Items from a data source:
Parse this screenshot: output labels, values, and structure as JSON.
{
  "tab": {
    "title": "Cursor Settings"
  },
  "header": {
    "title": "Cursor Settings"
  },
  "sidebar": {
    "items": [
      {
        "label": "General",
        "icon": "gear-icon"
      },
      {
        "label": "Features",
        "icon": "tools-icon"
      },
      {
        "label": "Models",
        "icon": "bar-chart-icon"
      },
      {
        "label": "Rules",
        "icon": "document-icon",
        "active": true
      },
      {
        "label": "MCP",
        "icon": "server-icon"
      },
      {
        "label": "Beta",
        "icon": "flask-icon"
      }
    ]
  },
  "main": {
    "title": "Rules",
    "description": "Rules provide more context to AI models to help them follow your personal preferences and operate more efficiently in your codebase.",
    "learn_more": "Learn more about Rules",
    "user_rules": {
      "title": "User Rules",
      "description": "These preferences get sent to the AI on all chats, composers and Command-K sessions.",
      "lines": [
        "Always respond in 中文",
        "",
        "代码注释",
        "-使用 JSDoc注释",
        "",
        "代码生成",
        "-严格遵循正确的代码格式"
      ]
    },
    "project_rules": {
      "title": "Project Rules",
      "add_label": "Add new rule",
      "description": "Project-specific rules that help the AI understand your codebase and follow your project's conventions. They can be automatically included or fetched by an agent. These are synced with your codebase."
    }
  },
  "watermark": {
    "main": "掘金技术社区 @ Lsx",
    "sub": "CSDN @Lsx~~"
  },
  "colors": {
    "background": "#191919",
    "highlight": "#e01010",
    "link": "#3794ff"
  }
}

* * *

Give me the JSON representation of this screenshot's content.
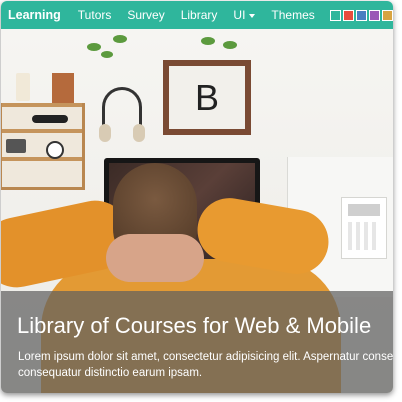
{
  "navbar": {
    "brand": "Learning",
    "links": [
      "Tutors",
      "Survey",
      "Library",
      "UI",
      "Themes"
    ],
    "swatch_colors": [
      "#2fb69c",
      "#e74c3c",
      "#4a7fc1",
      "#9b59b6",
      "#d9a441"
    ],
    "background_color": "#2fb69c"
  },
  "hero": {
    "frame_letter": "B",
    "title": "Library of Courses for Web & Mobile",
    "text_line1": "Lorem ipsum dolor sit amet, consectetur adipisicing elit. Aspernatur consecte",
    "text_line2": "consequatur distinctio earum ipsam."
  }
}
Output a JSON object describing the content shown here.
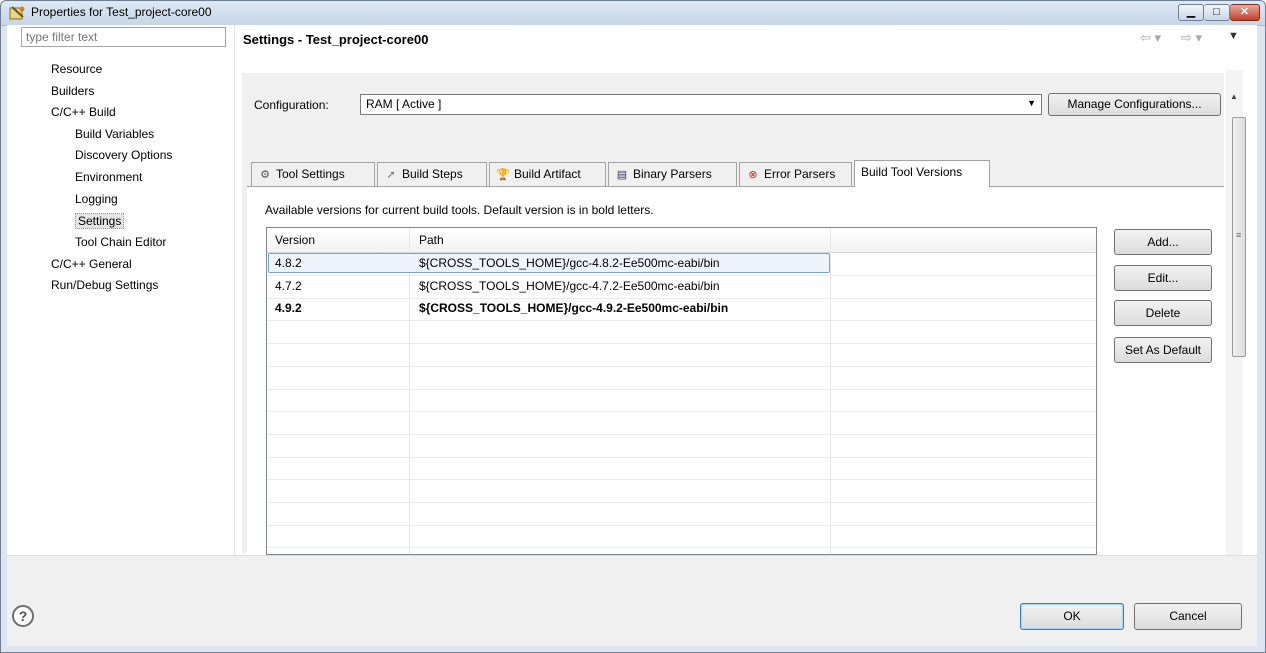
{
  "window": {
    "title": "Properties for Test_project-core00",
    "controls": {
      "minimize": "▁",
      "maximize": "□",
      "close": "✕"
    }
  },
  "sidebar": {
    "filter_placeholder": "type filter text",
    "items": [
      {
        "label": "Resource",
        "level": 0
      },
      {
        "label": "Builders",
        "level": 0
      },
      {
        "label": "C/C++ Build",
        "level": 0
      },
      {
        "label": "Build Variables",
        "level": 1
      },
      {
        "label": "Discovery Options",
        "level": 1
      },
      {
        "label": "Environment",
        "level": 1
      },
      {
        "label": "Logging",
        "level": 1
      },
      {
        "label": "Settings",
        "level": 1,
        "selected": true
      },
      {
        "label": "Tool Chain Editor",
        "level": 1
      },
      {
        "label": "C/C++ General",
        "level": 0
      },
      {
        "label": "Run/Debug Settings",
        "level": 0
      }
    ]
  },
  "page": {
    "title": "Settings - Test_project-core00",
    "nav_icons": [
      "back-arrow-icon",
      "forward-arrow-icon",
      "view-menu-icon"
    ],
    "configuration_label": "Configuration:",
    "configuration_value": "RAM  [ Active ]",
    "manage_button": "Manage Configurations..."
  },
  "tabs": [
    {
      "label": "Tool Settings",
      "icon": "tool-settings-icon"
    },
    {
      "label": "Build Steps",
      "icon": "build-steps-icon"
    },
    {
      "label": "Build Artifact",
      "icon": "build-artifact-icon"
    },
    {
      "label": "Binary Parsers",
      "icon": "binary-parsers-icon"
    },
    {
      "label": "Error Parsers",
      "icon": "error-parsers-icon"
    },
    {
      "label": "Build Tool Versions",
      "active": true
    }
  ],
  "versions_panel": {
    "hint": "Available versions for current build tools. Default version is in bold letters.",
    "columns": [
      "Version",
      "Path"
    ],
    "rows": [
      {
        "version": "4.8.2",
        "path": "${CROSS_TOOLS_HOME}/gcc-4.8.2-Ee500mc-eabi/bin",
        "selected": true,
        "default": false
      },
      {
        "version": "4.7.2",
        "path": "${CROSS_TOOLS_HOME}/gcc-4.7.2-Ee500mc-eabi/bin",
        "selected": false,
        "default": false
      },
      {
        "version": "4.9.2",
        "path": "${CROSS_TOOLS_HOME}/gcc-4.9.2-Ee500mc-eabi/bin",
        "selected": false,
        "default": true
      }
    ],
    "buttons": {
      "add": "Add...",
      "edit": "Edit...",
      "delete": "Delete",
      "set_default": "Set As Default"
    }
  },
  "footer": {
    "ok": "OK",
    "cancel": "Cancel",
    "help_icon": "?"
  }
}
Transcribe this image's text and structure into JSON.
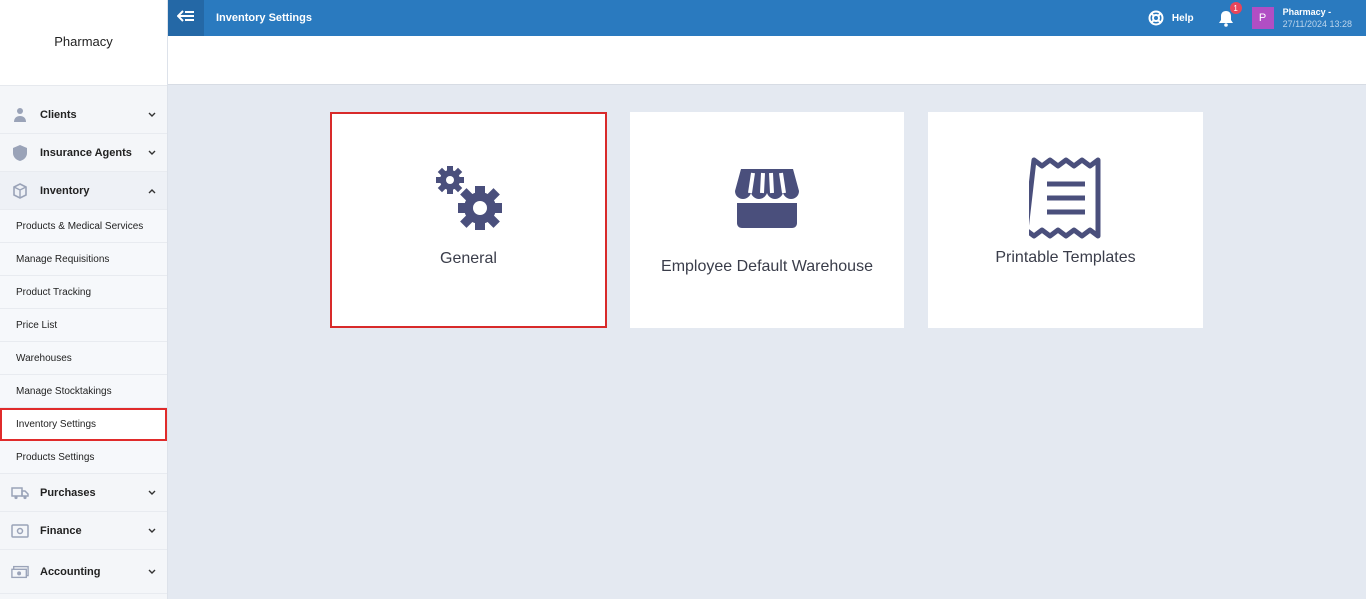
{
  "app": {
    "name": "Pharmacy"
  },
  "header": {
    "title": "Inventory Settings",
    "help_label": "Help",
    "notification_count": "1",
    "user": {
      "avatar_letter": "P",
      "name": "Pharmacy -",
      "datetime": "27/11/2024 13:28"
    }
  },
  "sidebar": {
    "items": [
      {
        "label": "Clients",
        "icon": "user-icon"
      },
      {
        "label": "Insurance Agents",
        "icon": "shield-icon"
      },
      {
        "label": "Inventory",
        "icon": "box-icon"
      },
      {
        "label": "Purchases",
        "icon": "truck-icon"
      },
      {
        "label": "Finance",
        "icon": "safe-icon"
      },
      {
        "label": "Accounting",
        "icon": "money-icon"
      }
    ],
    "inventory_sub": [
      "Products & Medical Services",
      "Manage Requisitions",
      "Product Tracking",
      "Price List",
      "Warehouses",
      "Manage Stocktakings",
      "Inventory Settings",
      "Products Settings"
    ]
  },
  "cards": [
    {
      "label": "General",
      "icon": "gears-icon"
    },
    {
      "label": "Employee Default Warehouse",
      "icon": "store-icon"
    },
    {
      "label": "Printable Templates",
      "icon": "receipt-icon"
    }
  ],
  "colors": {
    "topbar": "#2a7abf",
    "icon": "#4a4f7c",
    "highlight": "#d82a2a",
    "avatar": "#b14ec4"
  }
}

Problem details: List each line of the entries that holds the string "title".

Reply:
    "title": "Cursor Settings"
    "title": "Cursor Settings"
    "title": "Rules",
      "title": "User Rules",
      "title": "Project Rules",
    "title": "Library of Courses for Web & Mobile",
    "title": "Properties for Test_project-core00",
    "title": "Settings - Test_project-core00",
    "title": "Inventory Settings",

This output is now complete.